During CEYC’s fantastic November residential only a few weeks ago I talked to a number of people about one of the Church of England’s most defining, wonderful and expensive aspects: our buildings.
First I think it’s best and indeed most helpful to define the difference between our Churches and Church buildings. Churches, as defined in the New Testament, are groups of Christians who gather to pray, worship and teach in the presence of God. Church buildings are the places in which these groups of Christians meet. In the Church of England we sometimes fall into the trap of calling our buildings the “Churches” and believing that a group of Christians can only call themselves a “Church” if they meet in one of these buildings.

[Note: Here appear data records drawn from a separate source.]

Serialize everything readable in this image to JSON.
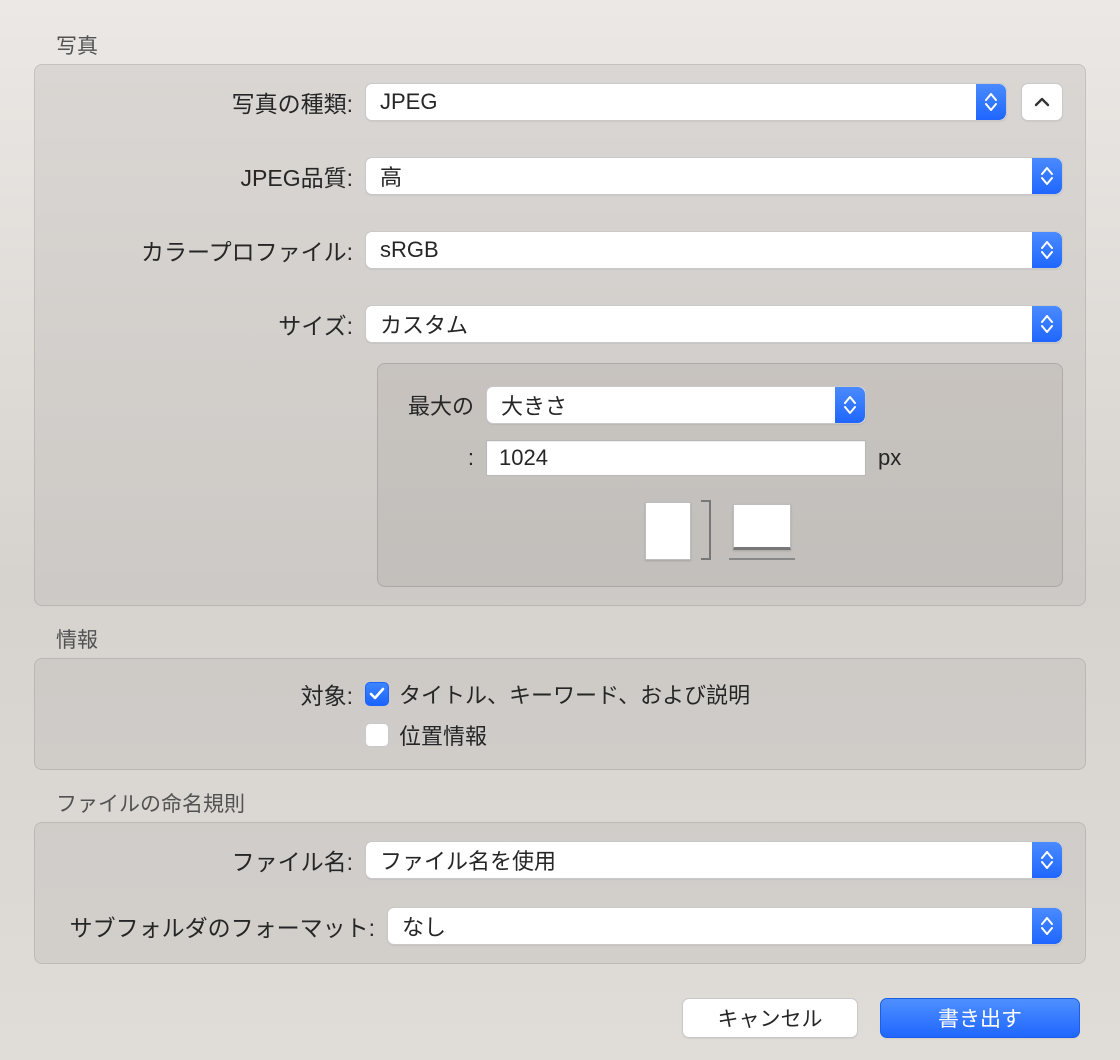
{
  "sections": {
    "photo": {
      "title": "写真",
      "kind_label": "写真の種類:",
      "kind_value": "JPEG",
      "quality_label": "JPEG品質:",
      "quality_value": "高",
      "profile_label": "カラープロファイル:",
      "profile_value": "sRGB",
      "size_label": "サイズ:",
      "size_value": "カスタム",
      "custom": {
        "max_label": "最大の",
        "dimension_value": "大きさ",
        "value": "1024",
        "unit": "px",
        "colon": ":"
      }
    },
    "info": {
      "title": "情報",
      "target_label": "対象:",
      "check1_label": "タイトル、キーワード、および説明",
      "check1_checked": true,
      "check2_label": "位置情報",
      "check2_checked": false
    },
    "naming": {
      "title": "ファイルの命名規則",
      "filename_label": "ファイル名:",
      "filename_value": "ファイル名を使用",
      "subfolder_label": "サブフォルダのフォーマット:",
      "subfolder_value": "なし"
    }
  },
  "buttons": {
    "cancel": "キャンセル",
    "export": "書き出す"
  }
}
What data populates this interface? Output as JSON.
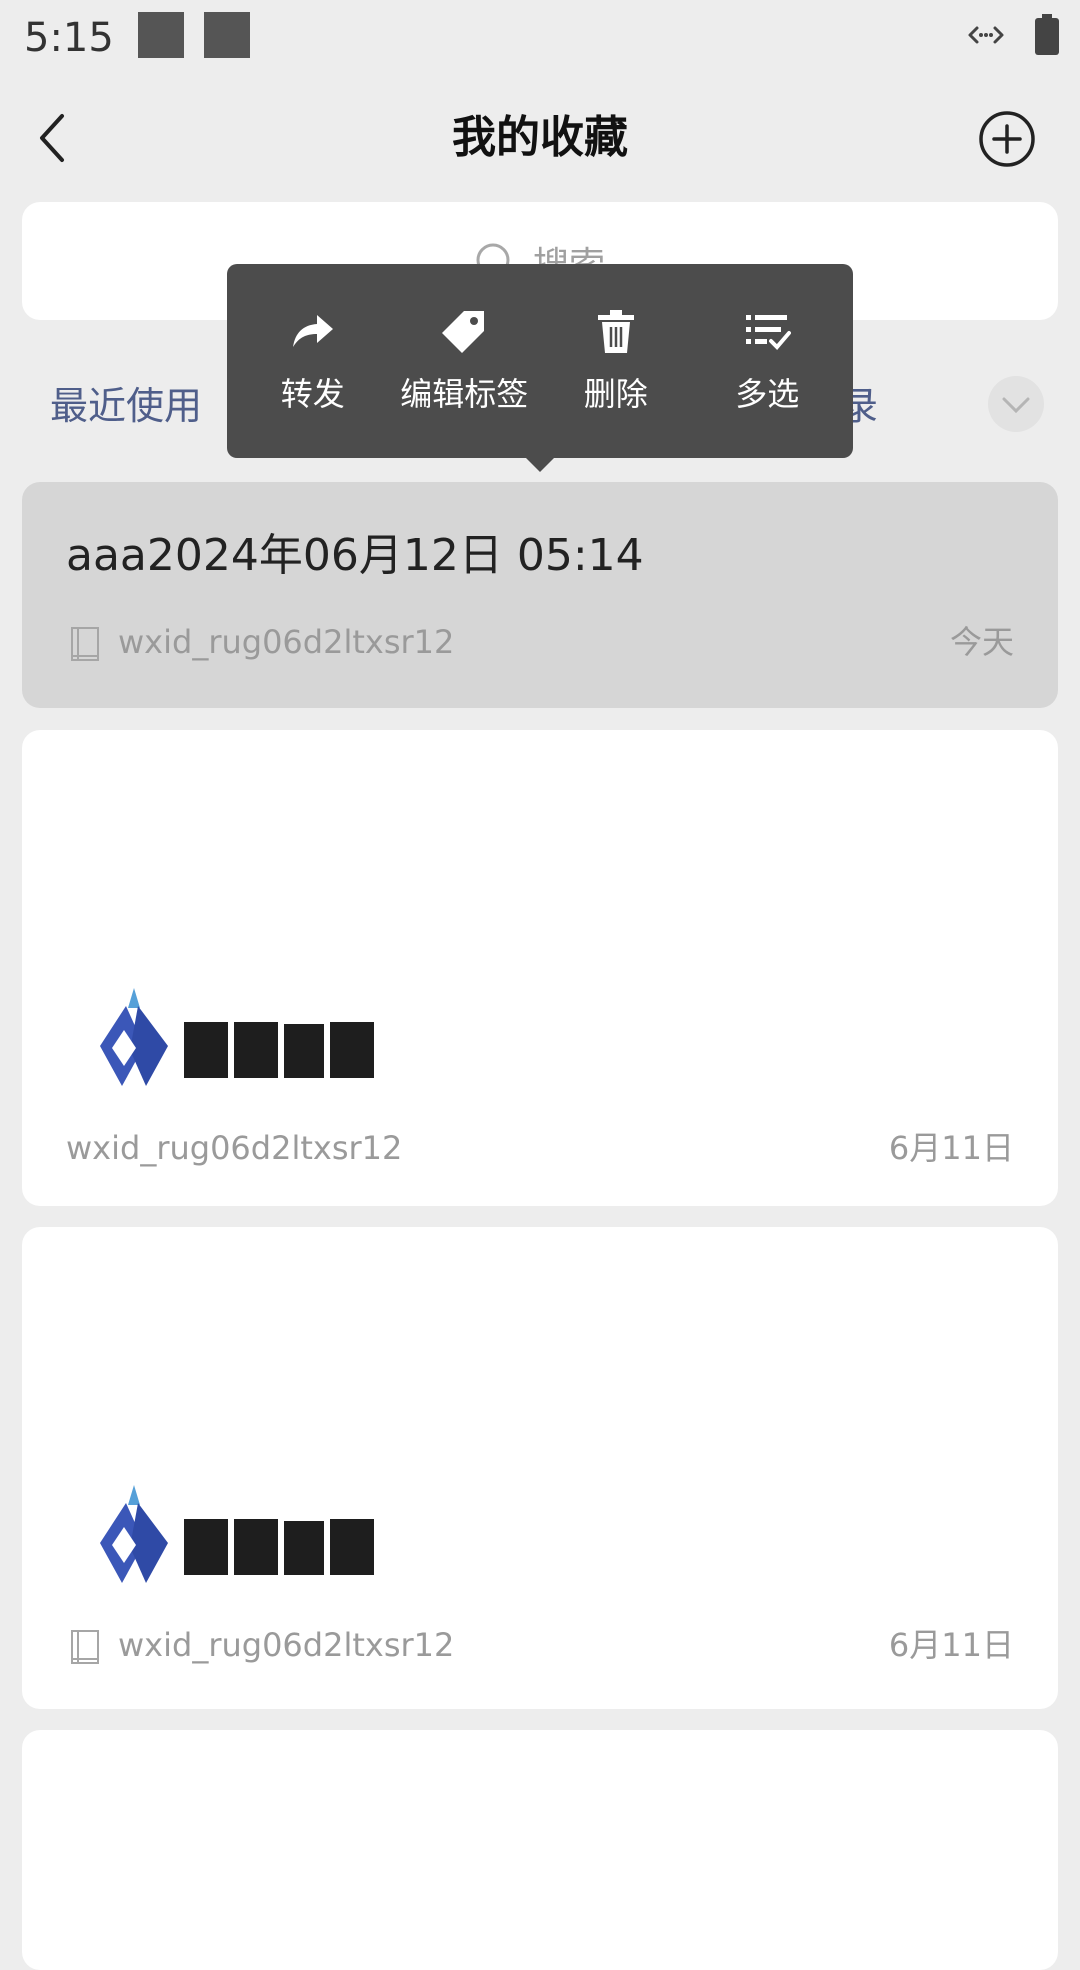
{
  "status_bar": {
    "time": "5:15"
  },
  "header": {
    "title": "我的收藏"
  },
  "search": {
    "placeholder": "搜索"
  },
  "filters": {
    "recent": "最近使用",
    "partial_right": "录"
  },
  "popup_menu": {
    "items": [
      {
        "label": "转发",
        "icon": "forward-icon"
      },
      {
        "label": "编辑标签",
        "icon": "tag-icon"
      },
      {
        "label": "删除",
        "icon": "trash-icon"
      },
      {
        "label": "多选",
        "icon": "multiselect-icon"
      }
    ]
  },
  "favorites": [
    {
      "title": "aaa2024年06月12日 05:14",
      "source": "wxid_rug06d2ltxsr12",
      "date": "今天",
      "selected": true,
      "icon": "note-icon"
    },
    {
      "source": "wxid_rug06d2ltxsr12",
      "date": "6月11日",
      "image_icon": "logo-image"
    },
    {
      "source": "wxid_rug06d2ltxsr12",
      "date": "6月11日",
      "image_icon": "logo-image",
      "icon": "note-icon"
    }
  ],
  "colors": {
    "accent_text": "#4f5e8a",
    "popup_bg": "#4c4c4c",
    "selected_card": "#d6d6d6"
  }
}
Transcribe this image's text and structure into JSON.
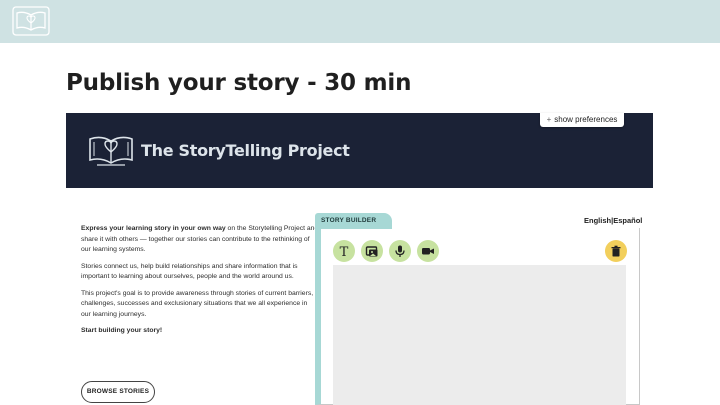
{
  "slide": {
    "title": "Publish your story - 30 min"
  },
  "banner": {
    "title": "The StoryTelling Project",
    "preferences_label": "show preferences",
    "preferences_icon": "plus-icon"
  },
  "intro": {
    "p1_bold": "Express your learning story in your own way",
    "p1_rest": " on the Storytelling Project and share it with others — together our stories can contribute to the rethinking of our learning systems.",
    "p2": "Stories connect us, help build relationships and share information that is important to learning about ourselves, people and the world around us.",
    "p3": "This project's goal is to provide awareness through stories of current barriers, challenges, successes and exclusionary situations that we all experience in our learning journeys.",
    "p4": "Start building your story!"
  },
  "browse_label": "BROWSE STORIES",
  "lang": {
    "english": "English",
    "sep": "|",
    "spanish": "Español"
  },
  "builder": {
    "tab_label": "STORY BUILDER",
    "tools": [
      {
        "icon": "text-icon",
        "glyph": "T"
      },
      {
        "icon": "image-icon"
      },
      {
        "icon": "microphone-icon"
      },
      {
        "icon": "video-camera-icon"
      }
    ],
    "trash_icon": "trash-icon"
  },
  "colors": {
    "accent_teal": "#a7d8d5",
    "tool_green": "#c7e2a0",
    "trash_yellow": "#f2cf5c",
    "banner_navy": "#1b2236",
    "top_bar": "#cfe2e3"
  }
}
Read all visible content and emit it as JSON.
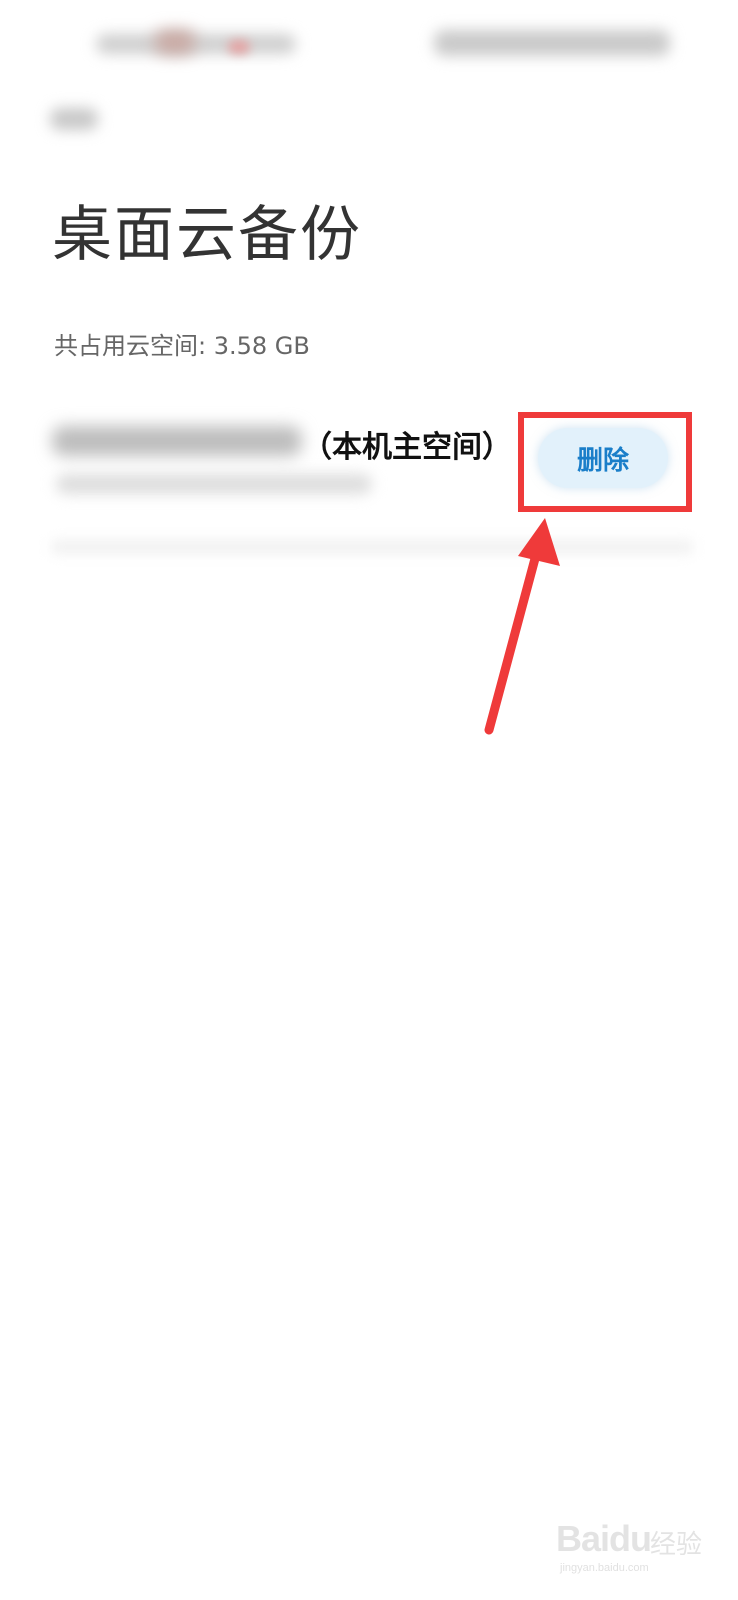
{
  "page": {
    "title": "桌面云备份",
    "usage_text": "共占用云空间: 3.58 GB"
  },
  "backup_item": {
    "device_tag": "（本机主空间）",
    "delete_label": "删除"
  },
  "annotation": {
    "color": "#ef3a3a"
  },
  "watermark": {
    "logo": "Baidu",
    "jingyan": "经验",
    "url": "jingyan.baidu.com"
  },
  "colors": {
    "accent": "#1a7ec9",
    "button_bg": "#e2f1fb"
  },
  "icons": {
    "back": "back-arrow-icon"
  }
}
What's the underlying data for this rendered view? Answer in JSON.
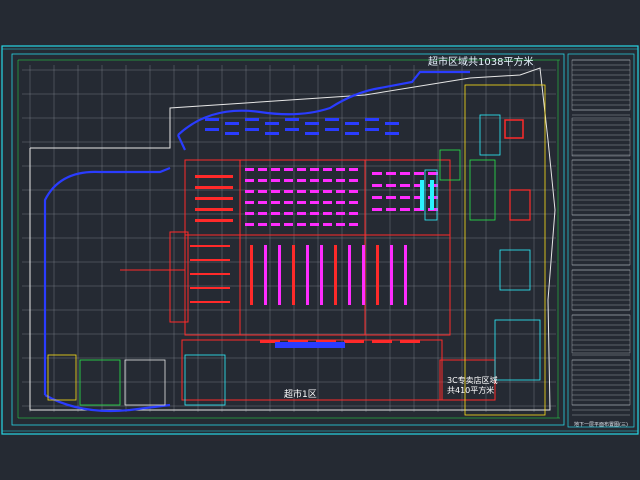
{
  "drawing": {
    "area_title": "超市区域共1038平方米",
    "zone_label": "超市1区",
    "shop_label_line1": "3C专卖店区域",
    "shop_label_line2": "共410平方米",
    "drawing_title": "地下一层平面布置图(三)"
  },
  "colors": {
    "background": "#252a33",
    "frame_cyan": "#27d6e6",
    "wall_white": "#e6e6e6",
    "grid_gray": "#8d949c",
    "magenta": "#ff2cff",
    "red": "#ff2a2a",
    "blue": "#2a3cff",
    "green": "#27e84a",
    "yellow": "#ffe21a",
    "cyan": "#2cf3ff"
  }
}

It would be good to keep this in the front of your mind while I discuss the Church and its buildings.
The Church of England’s buildings includes our 16,000 parish churches, our 42 cathedrals and our other building such as Church House and Clergy houses. They are, I dare to say, our second most important asset, after the people who walk through our doors every Sunday. Church of England buildings, especially our parish church buildings and Cathedrals are some of the oldest and most striking buildings in the whole of Britain, and they facilitate what Church of England website calls ” A Christian presence in every community”. These buildings, as well as helping us have a visible presence in every community in England, also help is to support those communities in a variety of ways from Christmas and Easter services to weekly toddler groups, from Baptisms and weddings to *insert whatever your Church does here*.
However, these buildings, especially our parish Church buildings are our biggest financial problem by a significant margin. The Church of England costs £1000 million to run every year nationally, when I contacted Church House they couldn’t put an exact figure on it but a “ sizeable percentage is spent on the upkeep of buildings”.
This cost has always seemed unnecessary to me! For years I’ve felt the churches job should not be one of caretakers of thousands of old falling down buildings. The Church of England has this responsibility and for the longest time I’ve wanted to throw that responsibility away and instead favour a more radical Early-Church-like approach to how the Church of England should operate in the future.
That was until I read the architectural report on my Churches building a week ago as part of a PCC meeting.
Some background might be needed at this point: My Church building is an 11th century Norman, sandstone building which stands on the sight of a monastery dating back to the time of St. Columbus. The Church building, called St. George’s and St. Mary’s, is the only Church building in the world (we think) to be dedicated to both St. George and St. Mary. The name only came about because of a clerical error. It is also the oldest Church building of St. George in the country (although there is an on going discussion between us and another St. George’s church about who deserves the title).
However, this Church building is quite literally falling down. Masonry has been coming off at both the back and the front as a result of weathering and the sandstone, being the awful building material it is, means the whole building has been slowly disintegrating for the last 900 years. The roof is also coming down at an accelerated rate and if we don’t get these problems sorted soon then our insurances will be invalidated and we will need to leave the building until we can raise the ludicrous amount of money necessary to fix all these and many more problems.
When I read the report I was shocked. I knew things with the building weren’t great, I knew there was water coming through the roof, I knew that the stone was crumbling and I knew that we’d have to leave the building at some point in a few years maybe. What I never expected was to be looking at almost immediate closure of my Church building.
I love my Church building, I love the history of it, the architecture, the beauty of it. Arguably the only reason I continued going to Church during my early teenage years was that I fell in love with the history and the mystery of the Church buildings I went to every Sunday.
I thought that despite the fact hundreds of Church buildings are having to shut their doors every year because they cannot keep up with the soaring costs of maintenance and the shrinking of grants, I never thought it would happen to my Church building.
Sadly this is something the Church of England is going to have to get very used to over the next couple of years. We simply cannot keep up with the cost these buildings demand, both in time and money. That does not by any means diminish the pain and cruelty of having to leave our Church buildings and find new places for our Churches to meet, as my Church will very soon have to do. These beautiful buildings are part of our culture, our history and our tradition. Our buildings should never define us, but it is heartbreaking to let them go.
As with everything, in this, I trust in God. CEYC has given me hope that God will grow churches no matter where they meet, and our generation does not face these storms alone. I pray that my Church may be able to find a new building to call home and that we in the Church of England may begin to realise the immense task that we are facing due to these crumbling, beautiful and special buildings.